Quandre has always, from the moment I first met him - I guess he was six-seven years old - so from the time I met him in first or second grade he's always had a football in his hand. Always had the latest stats. The latest Sportscenter highlights. He's always been a gym rat. And he's continued to be that way as he's grown up. He's got an infectious attitude. A lot of energy and enthusiasm. He's a guy that's a straight baller. He just loves football and loves to play sports. It doesn't matter what it is. At seven years old he was trying to play me on [at video games]. He's always been about sports. Trying to get [older brother and former Longhorn] Quentin [Jammer] and I out of the apartment. Throw the ball around with him. He's always been obsessed with it. And I think those are the types of guys that are ultimately the best at the sport.
Quandre Diggs has prepared for nearly his entire life to play defensive back at Texas like his big brother.
The fact that Texas nearly didn't give him the opportunity to do so nearly boggles the mind. Despite the relationships, despite the pedigree, despite the big-time offers from other major programs, Diggs was the only kid invited to the second Junior Day who didn't receive an offer. The only one.
Diggs has to be a prideful kid because he takes pride in his preparation and dedication to being great. It says an incredibly amount about his loyalty to the program that he never wavered in his desire to be a Longhorn despite what he could have taken as absolute disrespect from a coaching staff that had seen first-hand all those budding attributes of the future star that Diggs has become in less than a year on campus.
But whatever, back to the positives and the all-overwhelming positive that Diggs is causing his damage to opponents while wearing a Longhorn on his helmet.
Duane Akina traced his development throughout the season:
He just started off as a back up corner. He showed he could do that. He trots out as punt returner and shows he can do that. We put him as kick returner and we get the same result. You just keep adding more and more and he seems to be handling it all. All of this on top of him being a very productive defensive player in a very explosive offensive conference.
As for Diggs reprising his high school role at quarterback, both Applewhite and Akina acknowledged that there have been discussions about putting Diggs on the offensive side of the ball, too. Specifically as the Wildcat quarterback.
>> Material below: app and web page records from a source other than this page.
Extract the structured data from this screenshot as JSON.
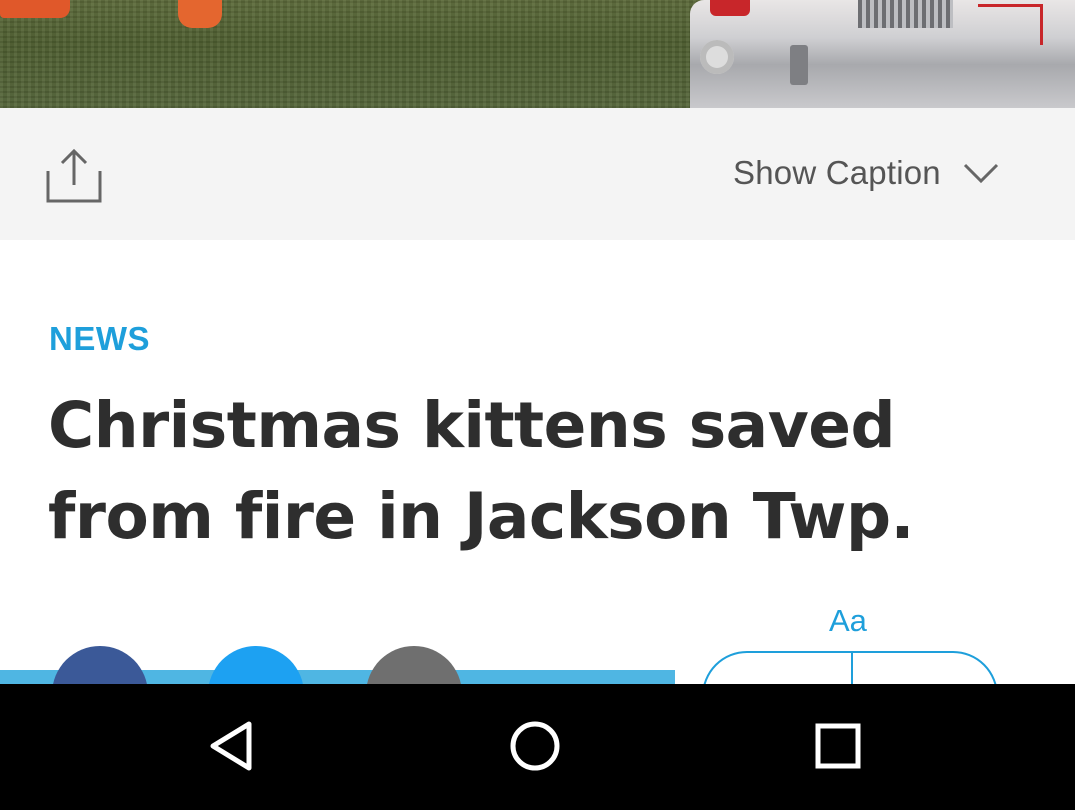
{
  "photo": {
    "subject": "fire-truck-on-grass"
  },
  "caption_bar": {
    "share_icon": "share-icon",
    "toggle_label": "Show Caption",
    "toggle_icon": "chevron-down-icon"
  },
  "article": {
    "section": "NEWS",
    "headline": "Christmas kittens saved from fire in Jackson Twp."
  },
  "toolbar": {
    "font_size_label": "Aa",
    "social": [
      {
        "icon": "facebook-icon",
        "color": "#3b5998"
      },
      {
        "icon": "twitter-icon",
        "color": "#1da1f2"
      },
      {
        "icon": "email-icon",
        "color": "#6f6f6f"
      }
    ]
  },
  "system_nav": {
    "back_icon": "back-triangle-icon",
    "home_icon": "home-circle-icon",
    "recents_icon": "recents-square-icon"
  },
  "colors": {
    "accent": "#1e9fdb",
    "headline": "#2e2e2e",
    "caption_bg": "#f4f4f4",
    "navbar_bg": "#000000"
  }
}
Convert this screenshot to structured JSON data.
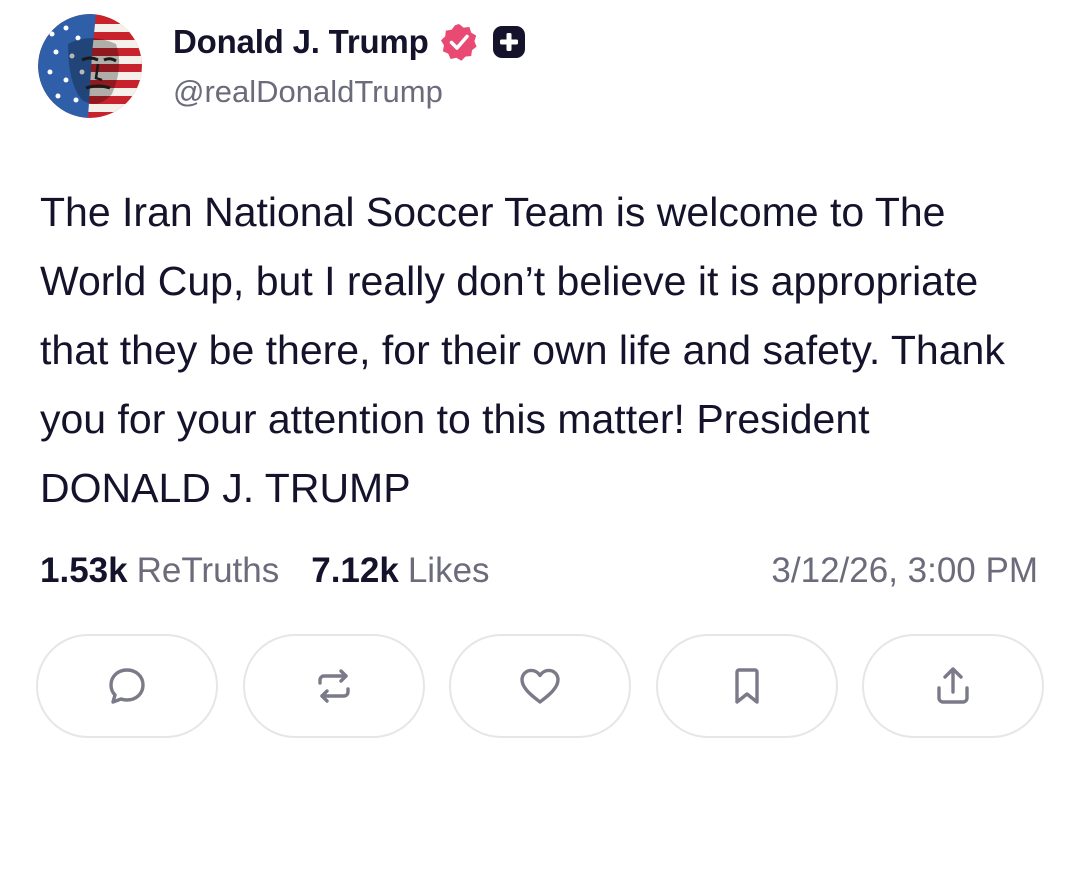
{
  "author": {
    "display_name": "Donald J. Trump",
    "handle": "@realDonaldTrump",
    "avatar_icon": "avatar-flag-portrait",
    "verified_icon": "verified-badge-icon",
    "verified_color": "#e84a73",
    "extra_badge_icon": "plus-square-icon"
  },
  "post": {
    "text": "The Iran National Soccer Team is welcome to The World Cup, but I really don’t believe it is appropriate that they be there, for their own life and safety. Thank you for your attention to this matter! President DONALD J. TRUMP"
  },
  "stats": {
    "retruths_count": "1.53k",
    "retruths_label": "ReTruths",
    "likes_count": "7.12k",
    "likes_label": "Likes",
    "timestamp": "3/12/26, 3:00 PM"
  },
  "actions": [
    {
      "icon": "reply-icon"
    },
    {
      "icon": "retruth-icon"
    },
    {
      "icon": "like-heart-icon"
    },
    {
      "icon": "bookmark-icon"
    },
    {
      "icon": "share-icon"
    }
  ],
  "colors": {
    "text_primary": "#14132b",
    "text_secondary": "#6b6b7b",
    "button_border": "#e6e6ea",
    "icon_color": "#7a7a88"
  }
}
It might be difficult to put much more on a true freshman, but, hey, Diggs has handled everything else with aplomb, hasn't he?
You can bet that Diggs has prepared for that, too.